**DIRECTIONS FOR THIS TASK**
Leave out the pictures and print the rest of the entries exactly as they stand.

Website and app data records
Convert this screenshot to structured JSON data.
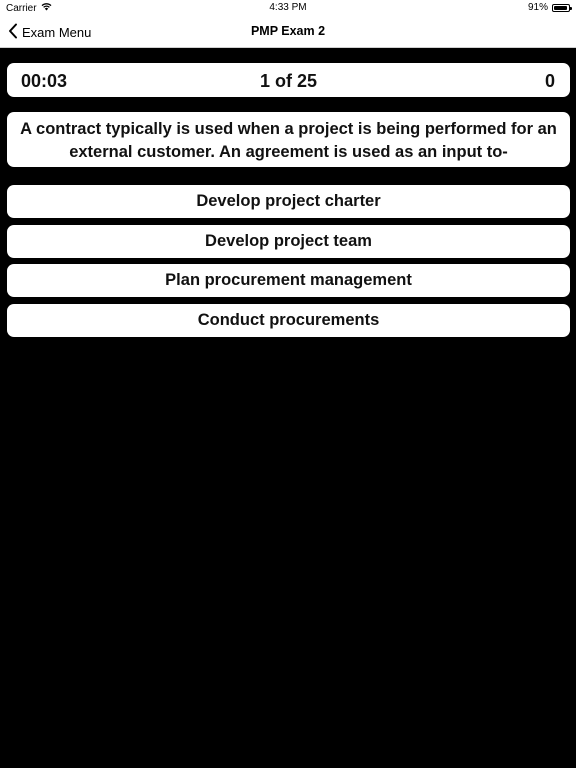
{
  "status_bar": {
    "carrier": "Carrier",
    "time": "4:33 PM",
    "battery_percent": "91%",
    "battery_level": 0.91
  },
  "nav": {
    "back_label": "Exam Menu",
    "title": "PMP Exam 2"
  },
  "quiz": {
    "timer": "00:03",
    "progress": "1 of 25",
    "score": "0",
    "question": "A contract typically is used when a project is being performed for an external customer. An agreement is used as an input to-",
    "answers": [
      "Develop project charter",
      "Develop project team",
      "Plan procurement management",
      "Conduct procurements"
    ]
  },
  "colors": {
    "background": "#000000",
    "card": "#ffffff",
    "text": "#111111"
  }
}
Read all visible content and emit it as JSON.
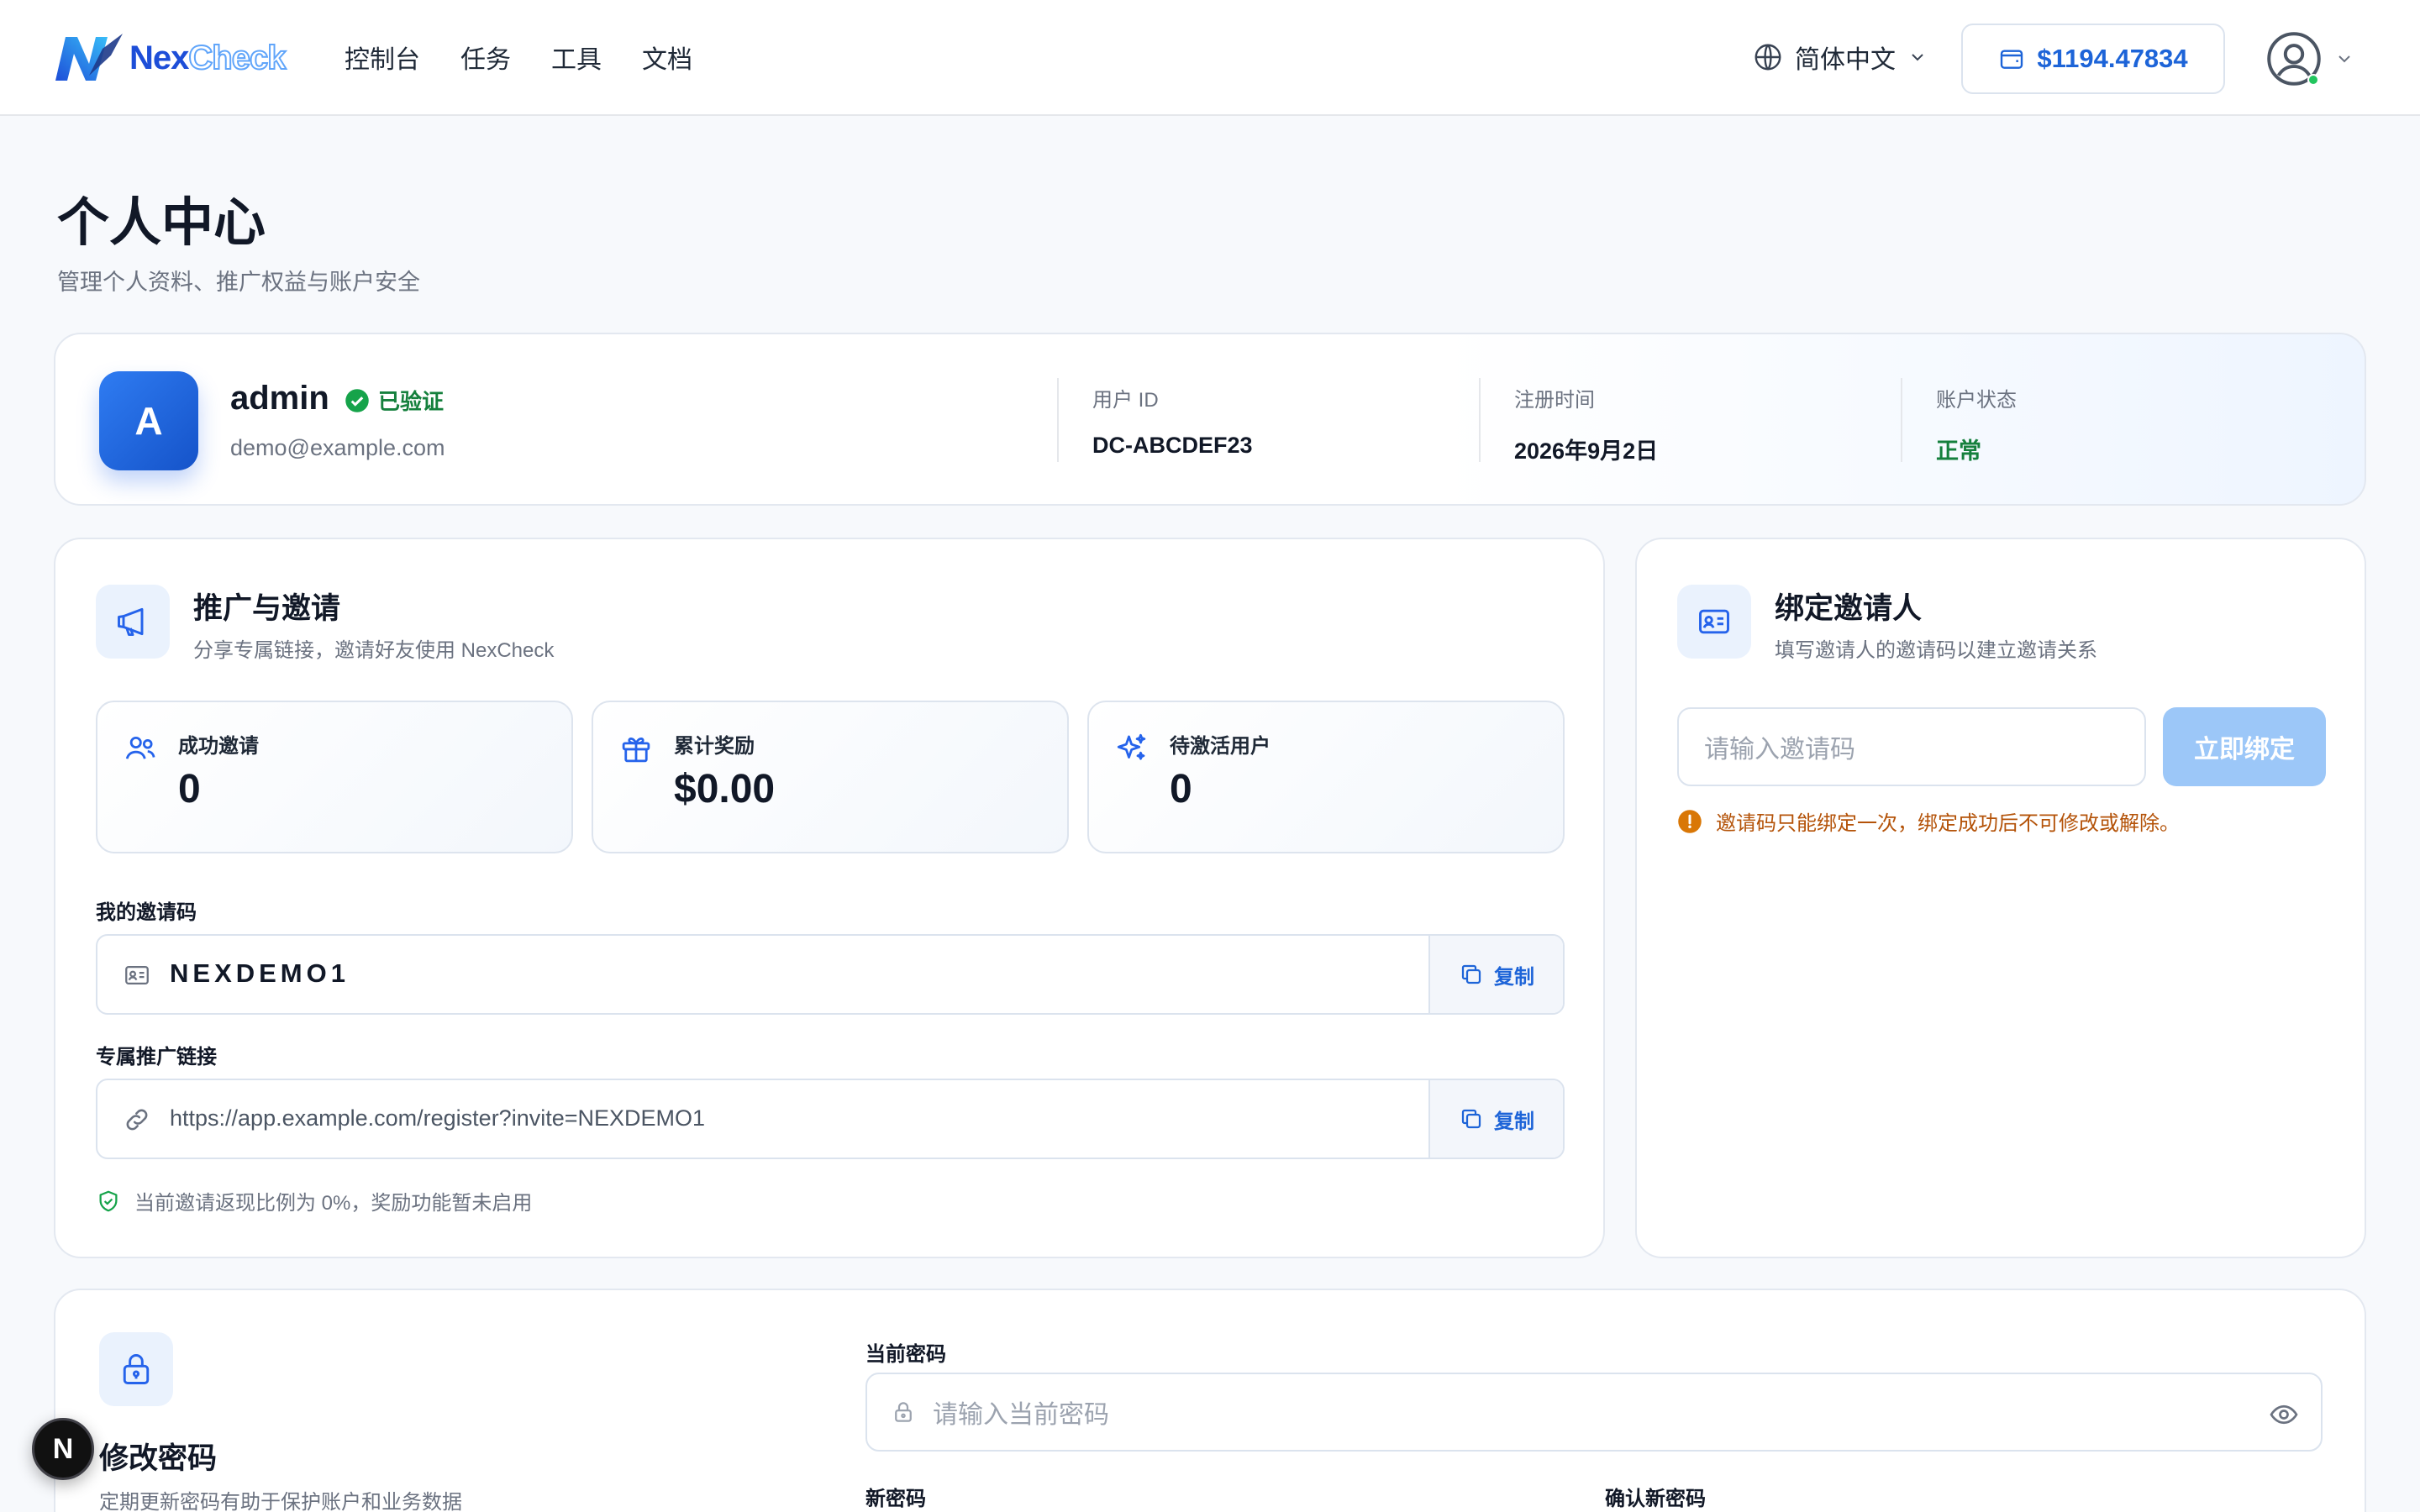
{
  "brand": {
    "name_part1": "Nex",
    "name_part2": "Check"
  },
  "nav": {
    "items": [
      {
        "label": "控制台"
      },
      {
        "label": "任务"
      },
      {
        "label": "工具"
      },
      {
        "label": "文档"
      }
    ]
  },
  "header": {
    "language": "简体中文",
    "balance": "$1194.47834",
    "accent_color": "#1d64d8"
  },
  "page": {
    "title": "个人中心",
    "subtitle": "管理个人资料、推广权益与账户安全"
  },
  "profile": {
    "avatar_letter": "A",
    "username": "admin",
    "verified_label": "已验证",
    "email": "demo@example.com",
    "user_id_label": "用户 ID",
    "user_id": "DC-ABCDEF23",
    "register_label": "注册时间",
    "register_date": "2026年9月2日",
    "status_label": "账户状态",
    "status": "正常",
    "status_color": "#15803d"
  },
  "promo": {
    "title": "推广与邀请",
    "subtitle": "分享专属链接，邀请好友使用 NexCheck",
    "stats": [
      {
        "label": "成功邀请",
        "value": "0",
        "icon": "users-icon"
      },
      {
        "label": "累计奖励",
        "value": "$0.00",
        "icon": "gift-icon"
      },
      {
        "label": "待激活用户",
        "value": "0",
        "icon": "sparkles-icon"
      }
    ],
    "code_label": "我的邀请码",
    "code": "NEXDEMO1",
    "link_label": "专属推广链接",
    "link": "https://app.example.com/register?invite=NEXDEMO1",
    "copy_label": "复制",
    "note": "当前邀请返现比例为 0%，奖励功能暂未启用"
  },
  "bind": {
    "title": "绑定邀请人",
    "subtitle": "填写邀请人的邀请码以建立邀请关系",
    "input_placeholder": "请输入邀请码",
    "button_label": "立即绑定",
    "warning": "邀请码只能绑定一次，绑定成功后不可修改或解除。",
    "warning_color": "#b45309"
  },
  "password": {
    "title": "修改密码",
    "subtitle": "定期更新密码有助于保护账户和业务数据",
    "current_label": "当前密码",
    "current_placeholder": "请输入当前密码",
    "new_label": "新密码",
    "confirm_label": "确认新密码"
  },
  "fab": {
    "letter": "N"
  }
}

**SOLUTION FOR THIS PROBLEM**
Convert this screenshot to structured JSON data.
{
  "status_bar": {
    "carrier": "Carrier",
    "time": "4:33 PM",
    "battery_percent": "91%",
    "battery_level": 0.91
  },
  "nav": {
    "back_label": "Exam Menu",
    "title": "PMP Exam 2"
  },
  "quiz": {
    "timer": "00:03",
    "progress": "1 of 25",
    "score": "0",
    "question": "A contract typically is used when a project is being performed for an external customer. An agreement is used as an input to-",
    "answers": [
      "Develop project charter",
      "Develop project team",
      "Plan procurement management",
      "Conduct procurements"
    ]
  },
  "colors": {
    "background": "#000000",
    "card": "#ffffff",
    "text": "#111111"
  }
}
Read all visible content and emit it as JSON.
{
  "brand": {
    "name_part1": "Nex",
    "name_part2": "Check"
  },
  "nav": {
    "items": [
      {
        "label": "控制台"
      },
      {
        "label": "任务"
      },
      {
        "label": "工具"
      },
      {
        "label": "文档"
      }
    ]
  },
  "header": {
    "language": "简体中文",
    "balance": "$1194.47834",
    "accent_color": "#1d64d8"
  },
  "page": {
    "title": "个人中心",
    "subtitle": "管理个人资料、推广权益与账户安全"
  },
  "profile": {
    "avatar_letter": "A",
    "username": "admin",
    "verified_label": "已验证",
    "email": "demo@example.com",
    "user_id_label": "用户 ID",
    "user_id": "DC-ABCDEF23",
    "register_label": "注册时间",
    "register_date": "2026年9月2日",
    "status_label": "账户状态",
    "status": "正常",
    "status_color": "#15803d"
  },
  "promo": {
    "title": "推广与邀请",
    "subtitle": "分享专属链接，邀请好友使用 NexCheck",
    "stats": [
      {
        "label": "成功邀请",
        "value": "0",
        "icon": "users-icon"
      },
      {
        "label": "累计奖励",
        "value": "$0.00",
        "icon": "gift-icon"
      },
      {
        "label": "待激活用户",
        "value": "0",
        "icon": "sparkles-icon"
      }
    ],
    "code_label": "我的邀请码",
    "code": "NEXDEMO1",
    "link_label": "专属推广链接",
    "link": "https://app.example.com/register?invite=NEXDEMO1",
    "copy_label": "复制",
    "note": "当前邀请返现比例为 0%，奖励功能暂未启用"
  },
  "bind": {
    "title": "绑定邀请人",
    "subtitle": "填写邀请人的邀请码以建立邀请关系",
    "input_placeholder": "请输入邀请码",
    "button_label": "立即绑定",
    "warning": "邀请码只能绑定一次，绑定成功后不可修改或解除。",
    "warning_color": "#b45309"
  },
  "password": {
    "title": "修改密码",
    "subtitle": "定期更新密码有助于保护账户和业务数据",
    "current_label": "当前密码",
    "current_placeholder": "请输入当前密码",
    "new_label": "新密码",
    "confirm_label": "确认新密码"
  },
  "fab": {
    "letter": "N"
  }
}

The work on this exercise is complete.